___ Dataset entries ___
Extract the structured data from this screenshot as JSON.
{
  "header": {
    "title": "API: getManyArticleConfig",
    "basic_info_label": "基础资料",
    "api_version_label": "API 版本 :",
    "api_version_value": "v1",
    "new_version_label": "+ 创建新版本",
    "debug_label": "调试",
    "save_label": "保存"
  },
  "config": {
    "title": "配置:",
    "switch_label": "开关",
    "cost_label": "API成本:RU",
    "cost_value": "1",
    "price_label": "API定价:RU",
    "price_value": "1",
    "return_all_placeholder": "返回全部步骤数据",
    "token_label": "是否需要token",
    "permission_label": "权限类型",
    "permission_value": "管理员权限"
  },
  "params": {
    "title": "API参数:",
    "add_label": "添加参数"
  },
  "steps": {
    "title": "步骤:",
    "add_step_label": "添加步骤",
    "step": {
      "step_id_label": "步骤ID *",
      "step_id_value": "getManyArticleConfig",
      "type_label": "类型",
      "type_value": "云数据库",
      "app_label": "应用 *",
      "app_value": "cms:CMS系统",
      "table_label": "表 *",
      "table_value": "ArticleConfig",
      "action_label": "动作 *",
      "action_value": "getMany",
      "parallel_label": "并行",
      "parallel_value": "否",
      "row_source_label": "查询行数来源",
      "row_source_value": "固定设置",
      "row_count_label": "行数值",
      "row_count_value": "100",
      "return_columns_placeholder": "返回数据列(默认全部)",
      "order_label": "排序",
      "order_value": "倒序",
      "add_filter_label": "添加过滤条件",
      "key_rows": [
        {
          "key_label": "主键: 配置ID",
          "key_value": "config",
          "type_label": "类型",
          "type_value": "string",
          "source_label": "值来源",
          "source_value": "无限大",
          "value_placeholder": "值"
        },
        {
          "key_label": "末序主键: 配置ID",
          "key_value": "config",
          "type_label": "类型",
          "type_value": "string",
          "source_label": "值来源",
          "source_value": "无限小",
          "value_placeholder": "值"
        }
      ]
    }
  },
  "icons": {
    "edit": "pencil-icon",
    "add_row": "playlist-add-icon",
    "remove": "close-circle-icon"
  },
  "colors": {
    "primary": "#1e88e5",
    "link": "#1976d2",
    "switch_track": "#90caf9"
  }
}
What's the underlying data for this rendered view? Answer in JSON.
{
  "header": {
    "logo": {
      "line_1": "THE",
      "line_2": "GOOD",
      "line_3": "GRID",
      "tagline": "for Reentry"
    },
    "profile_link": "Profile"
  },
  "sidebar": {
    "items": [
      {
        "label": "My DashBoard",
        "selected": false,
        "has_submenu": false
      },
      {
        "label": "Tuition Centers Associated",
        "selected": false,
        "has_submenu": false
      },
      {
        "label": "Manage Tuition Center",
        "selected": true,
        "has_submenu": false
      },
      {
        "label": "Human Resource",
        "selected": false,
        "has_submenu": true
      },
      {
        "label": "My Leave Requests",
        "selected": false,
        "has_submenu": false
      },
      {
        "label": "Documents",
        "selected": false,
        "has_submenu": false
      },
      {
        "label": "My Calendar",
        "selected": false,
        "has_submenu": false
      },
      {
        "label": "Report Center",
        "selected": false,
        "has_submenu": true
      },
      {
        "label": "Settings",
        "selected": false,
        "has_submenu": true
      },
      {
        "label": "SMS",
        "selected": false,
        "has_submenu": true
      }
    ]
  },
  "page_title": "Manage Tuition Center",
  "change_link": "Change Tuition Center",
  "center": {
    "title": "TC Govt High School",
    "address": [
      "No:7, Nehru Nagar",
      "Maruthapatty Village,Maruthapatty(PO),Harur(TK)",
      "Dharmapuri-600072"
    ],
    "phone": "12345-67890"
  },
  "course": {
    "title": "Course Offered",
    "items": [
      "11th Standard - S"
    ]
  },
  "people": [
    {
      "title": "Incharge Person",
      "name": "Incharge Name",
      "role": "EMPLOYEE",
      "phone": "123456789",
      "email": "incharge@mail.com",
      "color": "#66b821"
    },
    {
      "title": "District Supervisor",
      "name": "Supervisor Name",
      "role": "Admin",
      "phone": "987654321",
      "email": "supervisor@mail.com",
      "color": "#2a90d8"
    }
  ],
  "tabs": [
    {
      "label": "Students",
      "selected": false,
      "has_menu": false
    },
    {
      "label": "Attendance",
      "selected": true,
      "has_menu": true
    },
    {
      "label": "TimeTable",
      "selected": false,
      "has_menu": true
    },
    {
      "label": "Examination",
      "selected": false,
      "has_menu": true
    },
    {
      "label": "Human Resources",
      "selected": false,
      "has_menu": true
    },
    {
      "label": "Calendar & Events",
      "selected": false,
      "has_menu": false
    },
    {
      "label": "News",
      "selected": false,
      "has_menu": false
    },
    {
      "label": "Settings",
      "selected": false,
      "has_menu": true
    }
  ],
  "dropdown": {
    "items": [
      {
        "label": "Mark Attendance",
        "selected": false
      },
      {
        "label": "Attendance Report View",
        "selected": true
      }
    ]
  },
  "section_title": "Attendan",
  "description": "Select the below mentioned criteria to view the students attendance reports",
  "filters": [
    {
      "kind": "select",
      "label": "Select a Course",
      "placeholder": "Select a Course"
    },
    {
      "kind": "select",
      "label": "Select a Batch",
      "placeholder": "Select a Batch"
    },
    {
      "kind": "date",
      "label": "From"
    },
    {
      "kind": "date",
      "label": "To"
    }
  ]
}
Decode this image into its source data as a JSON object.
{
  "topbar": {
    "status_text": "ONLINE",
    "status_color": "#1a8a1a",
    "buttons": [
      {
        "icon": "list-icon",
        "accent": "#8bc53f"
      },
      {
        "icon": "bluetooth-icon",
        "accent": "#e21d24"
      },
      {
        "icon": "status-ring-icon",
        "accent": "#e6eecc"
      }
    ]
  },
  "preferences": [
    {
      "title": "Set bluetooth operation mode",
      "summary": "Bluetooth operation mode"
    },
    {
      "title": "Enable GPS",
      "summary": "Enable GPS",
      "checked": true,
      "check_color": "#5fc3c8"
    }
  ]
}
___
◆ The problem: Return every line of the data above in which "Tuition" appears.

◆ Response:
        "label": "Tuition Centers Associated",
        "label": "Manage Tuition Center",
  "page_title": "Manage Tuition Center",
  "change_link": "Change Tuition Center",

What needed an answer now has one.